Our Oil (in production): a documentary about Nigerians and Americans “amid the poverty, corruption and violence of oil production in Nigeria, one of America’s top oil suppliers.” (Sundance Institute press release)
My Baghdad Family (in production), in which a “family in Baghdad grapples with massive changes in their lives after the end of Saddam’s rule. Will their dreams of a new life gradually turn into a nightmare?” (Sundance press release)
Control Room (2004), a documentary about Arabic-language network Al Jazeera’s coverage of the Iraq war, which critics have said amounts to pro-Islamist propaganda.
Outfoxed: Rupert Murdoch’s War on Journalism (2004), which argues that Fox TV news is a hotbed of conservative misinformation.
The Corporation (2003), a Canadian film that puts modern corporations on the couch and depicts them as sociopathic institutions.

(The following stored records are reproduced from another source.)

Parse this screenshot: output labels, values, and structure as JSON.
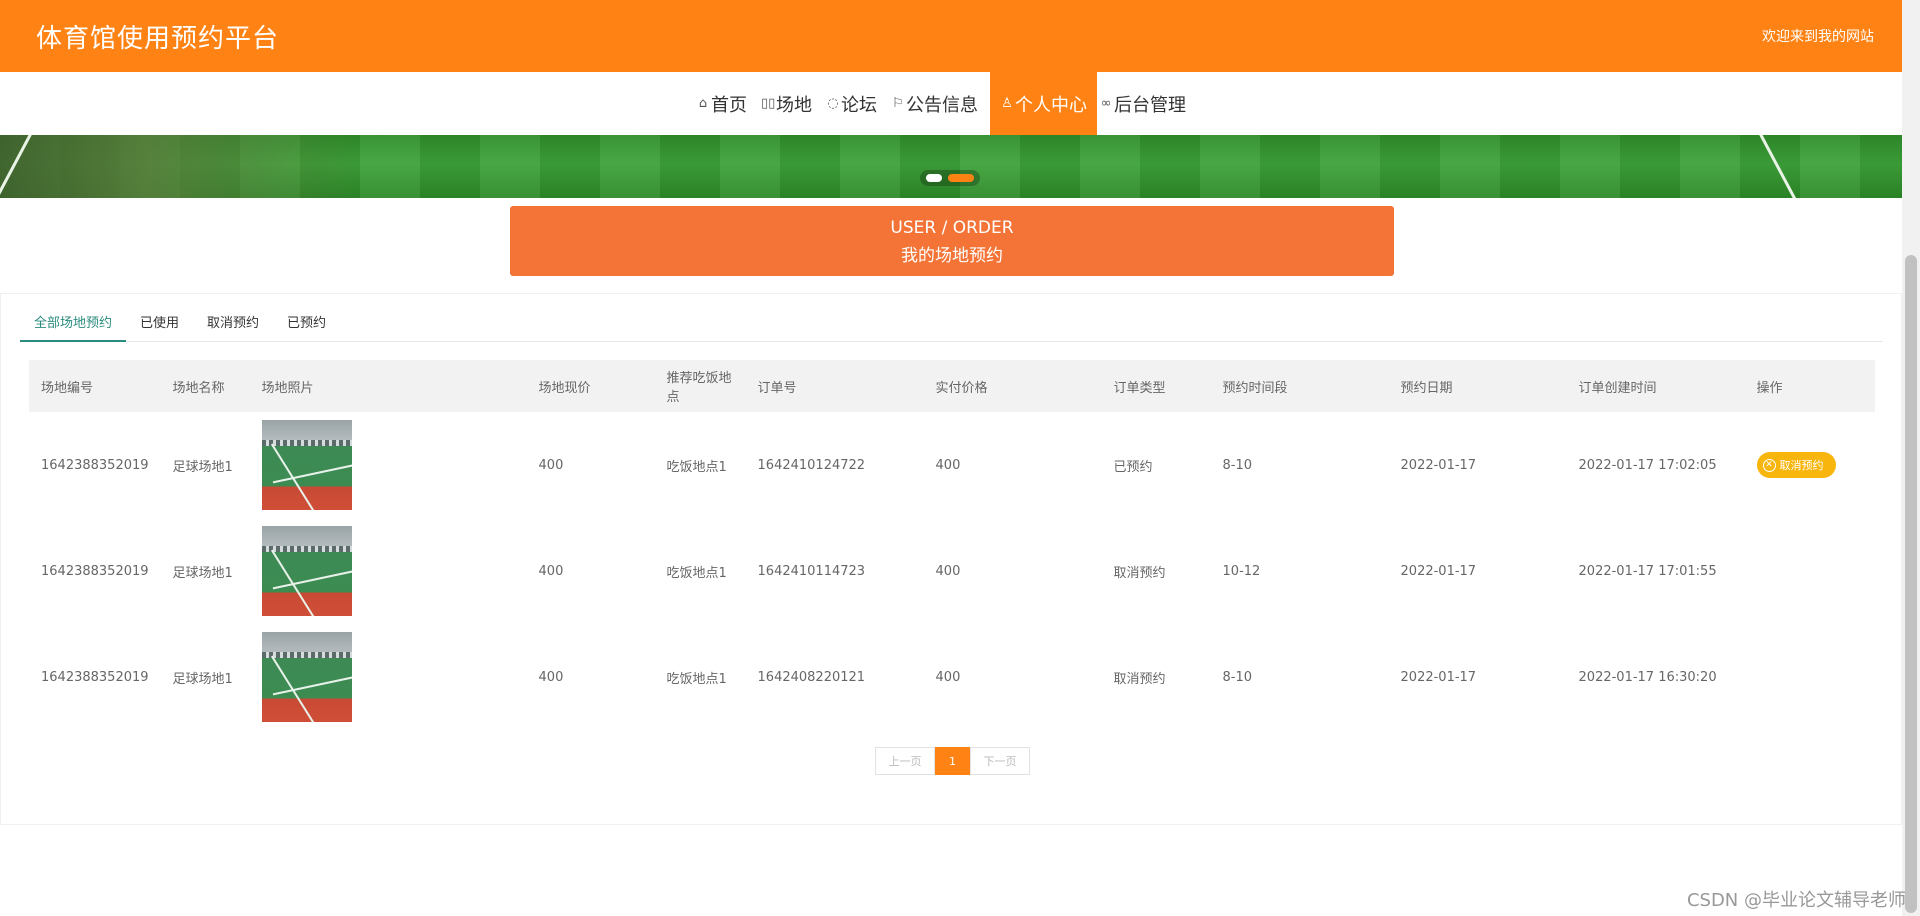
{
  "header": {
    "title": "体育馆使用预约平台",
    "welcome": "欢迎来到我的网站"
  },
  "nav": {
    "items": [
      {
        "label": "首页",
        "icon": "home-icon"
      },
      {
        "label": "场地",
        "icon": "venue-icon"
      },
      {
        "label": "论坛",
        "icon": "forum-icon"
      },
      {
        "label": "公告信息",
        "icon": "flag-icon"
      },
      {
        "label": "个人中心",
        "icon": "user-icon",
        "active": true
      },
      {
        "label": "后台管理",
        "icon": "link-icon"
      }
    ]
  },
  "section": {
    "title_en": "USER / ORDER",
    "title_cn": "我的场地预约"
  },
  "tabs": [
    {
      "label": "全部场地预约",
      "active": true
    },
    {
      "label": "已使用"
    },
    {
      "label": "取消预约"
    },
    {
      "label": "已预约"
    }
  ],
  "table": {
    "headers": [
      "场地编号",
      "场地名称",
      "场地照片",
      "场地现价",
      "推荐吃饭地点",
      "订单号",
      "实付价格",
      "订单类型",
      "预约时间段",
      "预约日期",
      "订单创建时间",
      "操作"
    ],
    "rows": [
      {
        "venue_id": "1642388352019",
        "venue_name": "足球场地1",
        "price": "400",
        "dining": "吃饭地点1",
        "order_no": "1642410124722",
        "paid": "400",
        "type": "已预约",
        "slot": "8-10",
        "date": "2022-01-17",
        "created": "2022-01-17 17:02:05",
        "action": "取消预约"
      },
      {
        "venue_id": "1642388352019",
        "venue_name": "足球场地1",
        "price": "400",
        "dining": "吃饭地点1",
        "order_no": "1642410114723",
        "paid": "400",
        "type": "取消预约",
        "slot": "10-12",
        "date": "2022-01-17",
        "created": "2022-01-17 17:01:55",
        "action": ""
      },
      {
        "venue_id": "1642388352019",
        "venue_name": "足球场地1",
        "price": "400",
        "dining": "吃饭地点1",
        "order_no": "1642408220121",
        "paid": "400",
        "type": "取消预约",
        "slot": "8-10",
        "date": "2022-01-17",
        "created": "2022-01-17 16:30:20",
        "action": ""
      }
    ]
  },
  "pager": {
    "prev": "上一页",
    "current": "1",
    "next": "下一页"
  },
  "watermark": "CSDN @毕业论文辅导老师",
  "colors": {
    "brand": "#ff8314",
    "title_box": "#f37436",
    "tab_active": "#2a8c7e",
    "price": "#e0231e",
    "cancel_button": "#f8b50c"
  }
}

My Terrorist (2002)…about Yulie Gerstel, an Israeli flight attendant who begins to suffer a delayed onset of Stockholm Syndrome after her airplane is hijacked on a flight to London. According to the film’s promotional blurb, “In a remarkable twist of faith, twenty-three years later Gerstel began questioning the causes of violence between Israelis and Palestinians and started to consider helping release the man who almost killed her.”

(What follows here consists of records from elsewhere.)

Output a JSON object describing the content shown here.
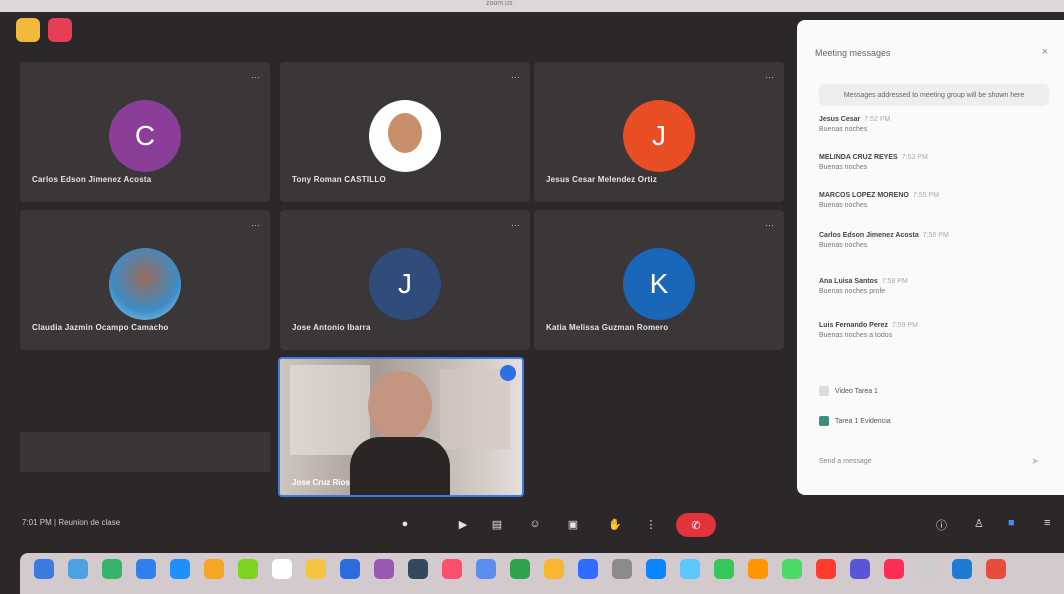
{
  "window": {
    "top_label": "zoom.us"
  },
  "participants": [
    {
      "name": "Carlos Edson Jimenez Acosta",
      "initial": "C",
      "avatar_color": "#8a3e98",
      "type": "initial"
    },
    {
      "name": "Tony Roman CASTILLO",
      "initial": "",
      "avatar_color": "#ffffff",
      "type": "photo"
    },
    {
      "name": "Jesus Cesar Melendez Ortiz",
      "initial": "J",
      "avatar_color": "#e84d24",
      "type": "initial"
    },
    {
      "name": "Claudia Jazmin Ocampo Camacho",
      "initial": "",
      "avatar_color": "#5aa0c8",
      "type": "photo"
    },
    {
      "name": "Jose Antonio Ibarra",
      "initial": "J",
      "avatar_color": "#2f4c7a",
      "type": "initial"
    },
    {
      "name": "Katia Melissa Guzman Romero",
      "initial": "K",
      "avatar_color": "#1a66b8",
      "type": "initial"
    }
  ],
  "self_view": {
    "name": "Jose Cruz Rios"
  },
  "chat": {
    "header": "Meeting messages",
    "notice": "Messages addressed to meeting group will be shown here",
    "messages": [
      {
        "sender": "Jesus Cesar",
        "time": "7:52 PM",
        "body": "Buenas noches"
      },
      {
        "sender": "MELINDA CRUZ REYES",
        "time": "7:53 PM",
        "body": "Buenas noches"
      },
      {
        "sender": "MARCOS LOPEZ MORENO",
        "time": "7:55 PM",
        "body": "Buenas noches"
      },
      {
        "sender": "Carlos Edson Jimenez Acosta",
        "time": "7:56 PM",
        "body": "Buenas noches"
      },
      {
        "sender": "Ana Luisa Santos",
        "time": "7:58 PM",
        "body": "Buenas noches profe"
      },
      {
        "sender": "Luis Fernando Perez",
        "time": "7:59 PM",
        "body": "Buenas noches a todos"
      }
    ],
    "attachments": [
      {
        "label": "Video Tarea 1",
        "color": "#dddddd"
      },
      {
        "label": "Tarea 1 Evidencia",
        "color": "#3b8f7a"
      }
    ],
    "input_placeholder": "Send a message"
  },
  "bottom": {
    "clock": "7:01 PM",
    "meeting_label": "Reunion de clase",
    "controls": [
      "mic-icon",
      "camera-icon",
      "participants-icon",
      "reactions-icon",
      "share-icon",
      "raise-hand-icon",
      "more-icon"
    ],
    "end_color": "#e0333c"
  },
  "dock": {
    "colors": [
      "#3a7be0",
      "#4aa3e0",
      "#36b36a",
      "#2f80ed",
      "#1e90ff",
      "#f5a623",
      "#7ed321",
      "#ffffff",
      "#f5c542",
      "#2d6cdf",
      "#9b59b6",
      "#34495e",
      "#ff4f6d",
      "#5b8def",
      "#2ea44f",
      "#f7b733",
      "#2f6bff",
      "#8b8b8b",
      "#0a84ff",
      "#5ac8fa",
      "#34c759",
      "#ff9500",
      "#4cd964",
      "#ff3b30",
      "#5856d6",
      "#ff2d55",
      "#cccccc",
      "#1c7cd5",
      "#e74c3c"
    ]
  }
}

The Women of Hezbollah…focuses on what its promotional blurb calls two Hezbollah “activists,” Zeinab and Khadjie, examining their “commitment” to the cause. According to one review, the film offers a “complex picture of Islamism, gender relations, feminism and nationalism.”
Meanwhile, Hollywood seems more than content to keep throwing money at box office bombs. Four non-documentary movies that put America in a bad light sank like stones last year:

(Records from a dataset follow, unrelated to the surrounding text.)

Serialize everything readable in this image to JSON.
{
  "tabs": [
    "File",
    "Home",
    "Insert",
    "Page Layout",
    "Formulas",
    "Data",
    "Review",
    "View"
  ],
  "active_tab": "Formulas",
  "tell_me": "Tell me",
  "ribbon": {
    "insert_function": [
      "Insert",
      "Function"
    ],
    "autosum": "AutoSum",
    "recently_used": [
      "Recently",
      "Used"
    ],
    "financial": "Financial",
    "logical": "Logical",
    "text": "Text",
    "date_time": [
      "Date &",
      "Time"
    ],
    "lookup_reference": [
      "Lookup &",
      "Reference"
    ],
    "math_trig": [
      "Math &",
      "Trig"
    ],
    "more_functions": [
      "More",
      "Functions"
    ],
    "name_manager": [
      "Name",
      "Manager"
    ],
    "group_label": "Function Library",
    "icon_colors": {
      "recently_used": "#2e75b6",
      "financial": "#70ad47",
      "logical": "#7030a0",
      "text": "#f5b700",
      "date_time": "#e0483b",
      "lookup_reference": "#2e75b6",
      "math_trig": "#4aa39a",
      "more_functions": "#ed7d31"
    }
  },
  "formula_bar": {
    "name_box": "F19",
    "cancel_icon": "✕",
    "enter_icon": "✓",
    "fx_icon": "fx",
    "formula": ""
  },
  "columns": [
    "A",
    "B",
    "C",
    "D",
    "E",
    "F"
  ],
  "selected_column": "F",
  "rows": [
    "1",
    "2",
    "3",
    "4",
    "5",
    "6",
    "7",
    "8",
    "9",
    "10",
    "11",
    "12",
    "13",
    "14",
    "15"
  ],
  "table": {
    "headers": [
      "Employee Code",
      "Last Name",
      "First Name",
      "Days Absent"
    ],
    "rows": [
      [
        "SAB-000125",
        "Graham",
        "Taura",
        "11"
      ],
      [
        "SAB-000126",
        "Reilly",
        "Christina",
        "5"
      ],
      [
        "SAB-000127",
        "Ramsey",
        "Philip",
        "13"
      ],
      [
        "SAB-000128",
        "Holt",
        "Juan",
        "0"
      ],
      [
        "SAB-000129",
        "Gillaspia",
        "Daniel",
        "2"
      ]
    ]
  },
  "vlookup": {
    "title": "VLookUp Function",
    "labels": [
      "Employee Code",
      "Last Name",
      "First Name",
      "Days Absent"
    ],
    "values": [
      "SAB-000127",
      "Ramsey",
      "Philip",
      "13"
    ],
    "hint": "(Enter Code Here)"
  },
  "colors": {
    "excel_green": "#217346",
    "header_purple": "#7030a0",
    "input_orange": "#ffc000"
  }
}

-The Valley of Elah, starring Tommy Lee Jones, was about Iraq war combat trauma and its tragic consequences
-Rendition, starring Jake Gyllenhaal, Reese Witherspoon and Meryl Streep was about an Egyptian being removed from the U.S. and shipped to Egypt by the CIA
-Redacted, directed by Brian De Palma, was about U.S. soldiers tormenting an Iraqi family
-Lions for Lambs, was about U.S. involvement in Afghanistan. It starred Redford, Tom Cruise and Glenn Close. In an interview with ABC’s Diane Sawyer about the film, Redford scolded the U.S. media for not being hard enough on the Bush administration: “At the point we found out that the cause behind the war was a lie, that’s when I think everybody should have stood up, wakened up, and moved forward.”
People who want to make inspirational movies about good things Americans have done routinely get the cold shoulder from Hollywood financiers. Action star Bruce Willis is reportedly having trouble getting movie studios interested in his proposed movie about the 1st Battalion, 24th Infantry, (known as the “Deuce Four”) that heroically battled Islamist fighters in Mosul, Iraq. Willis wants to spotlight “these guys who do what they are asked for very little money to defend and fight for what they consider to be freedom.”
“Sounds like blockbuster material –but where are the Hollywood heavies who will help him make it and make a buck?” asks Adamson.
And don’t hold your breath waiting for Soros or Sundance to help out conservative movie makers any time soon, because when you love America and American values you’re just not considered hip in Hollywood: Conservatives have to blaze their own path. Govindini Murty and Jason Apuzzo are doing just that with the Liberty Film Festival, and so is Thor Halvorssen’s Moving Picture Institute (MPI).
The Liberty Film Festival has screened Border (2007), about the public response to illegal immigration; Suicide Killers (2006), about Islamists’ terror tactics; and The Road to Jenin (2003), about Israel’s military reply to the Palestinian “Passover bombing.” MPI boosts movies such as Indoctrinate U (2007), an expose of political correctness on college campuses, and Mine Your Own Business (2006), a critical look at environmental elitists fighting gold mining operations in desperately poor Romania – against the wishes of local residents who want the mine and the jobs and economic development that would come with it.